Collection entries
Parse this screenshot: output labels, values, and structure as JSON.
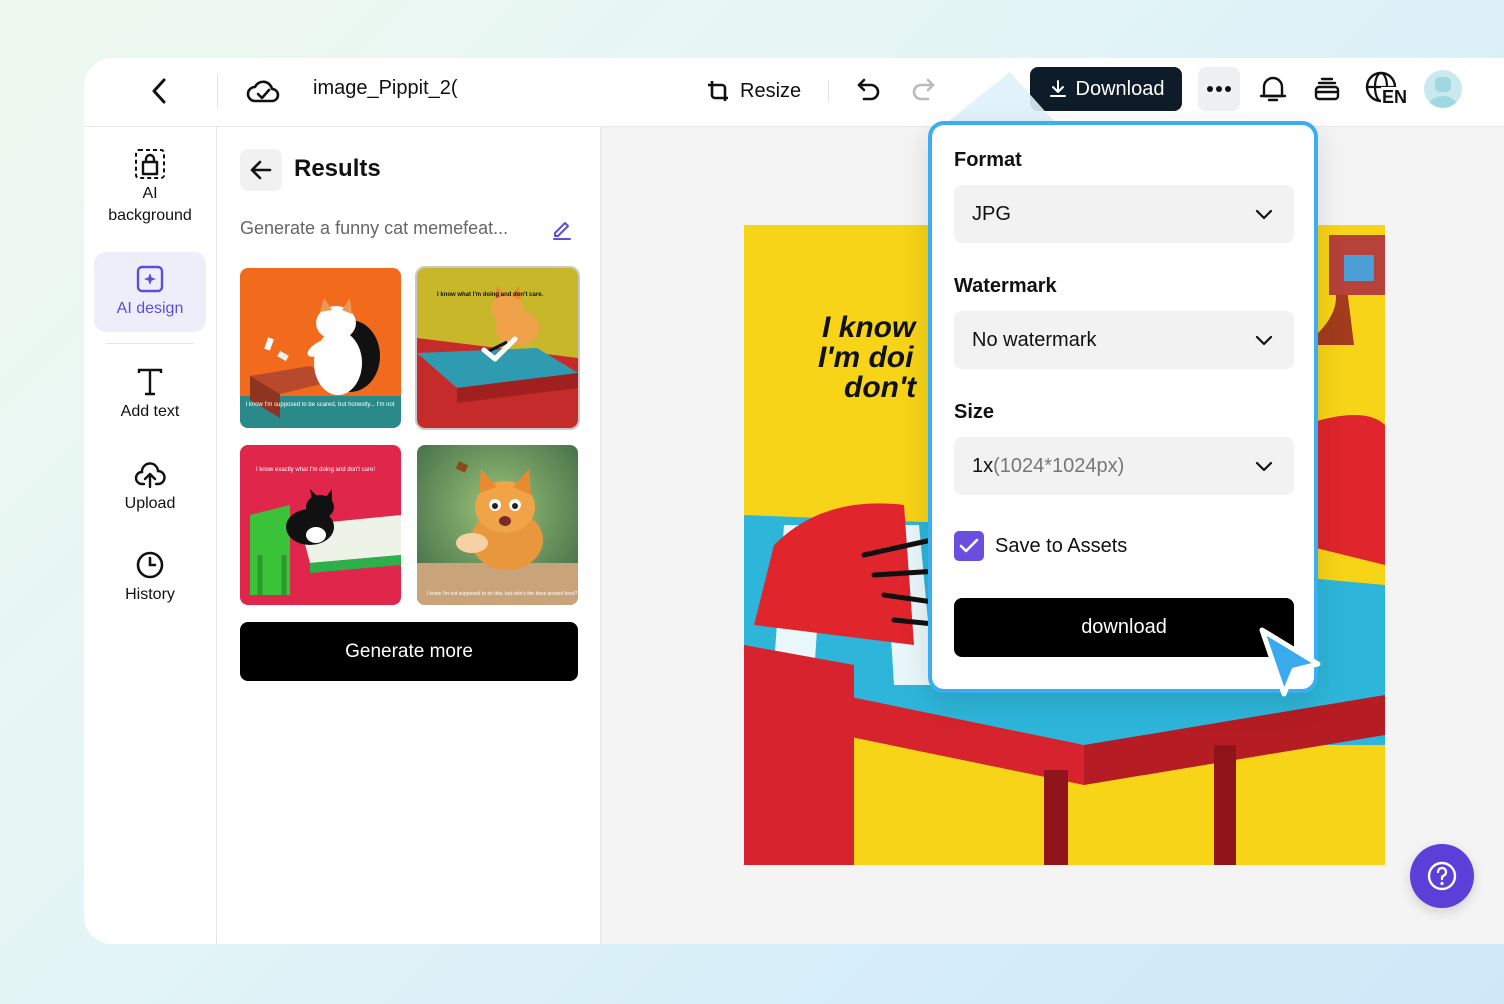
{
  "topbar": {
    "filename": "image_Pippit_2(",
    "resize_label": "Resize",
    "download_label": "Download",
    "lang_code": "EN"
  },
  "rail": {
    "items": [
      {
        "label": "AI background",
        "icon": "ai-background-icon"
      },
      {
        "label": "AI design",
        "icon": "ai-design-icon",
        "active": true
      },
      {
        "label": "Add text",
        "icon": "text-icon"
      },
      {
        "label": "Upload",
        "icon": "upload-cloud-icon"
      },
      {
        "label": "History",
        "icon": "clock-icon"
      }
    ]
  },
  "panel": {
    "title": "Results",
    "prompt": "Generate a funny cat memefeat...",
    "generate_more_label": "Generate more",
    "thumbnails": [
      {
        "caption": "I know I'm supposed to be scared, but honestly... I'm not"
      },
      {
        "caption": "I know what I'm doing and don't care.",
        "selected": true
      },
      {
        "caption": "I know exactly what I'm doing and don't care!"
      },
      {
        "caption": "I know I'm not supposed to do this, but who's the boss around here?"
      }
    ]
  },
  "canvas": {
    "caption_line1": "I know",
    "caption_line2": "I'm doi",
    "caption_line3": "don't"
  },
  "download_menu": {
    "format_label": "Format",
    "format_value": "JPG",
    "watermark_label": "Watermark",
    "watermark_value": "No watermark",
    "size_label": "Size",
    "size_value_main": "1x",
    "size_value_detail": "(1024*1024px)",
    "save_to_assets_label": "Save to Assets",
    "save_to_assets_checked": true,
    "download_button_label": "download"
  },
  "colors": {
    "accent_purple": "#5b4fd6",
    "download_button_bg": "#0e1b29",
    "dropdown_border": "#3aaef0",
    "help_button_bg": "#5b3fd9"
  }
}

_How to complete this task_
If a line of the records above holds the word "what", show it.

_Your response_
        "caption": "I know what I'm doing and don't care.",
        "caption": "I know exactly what I'm doing and don't care!"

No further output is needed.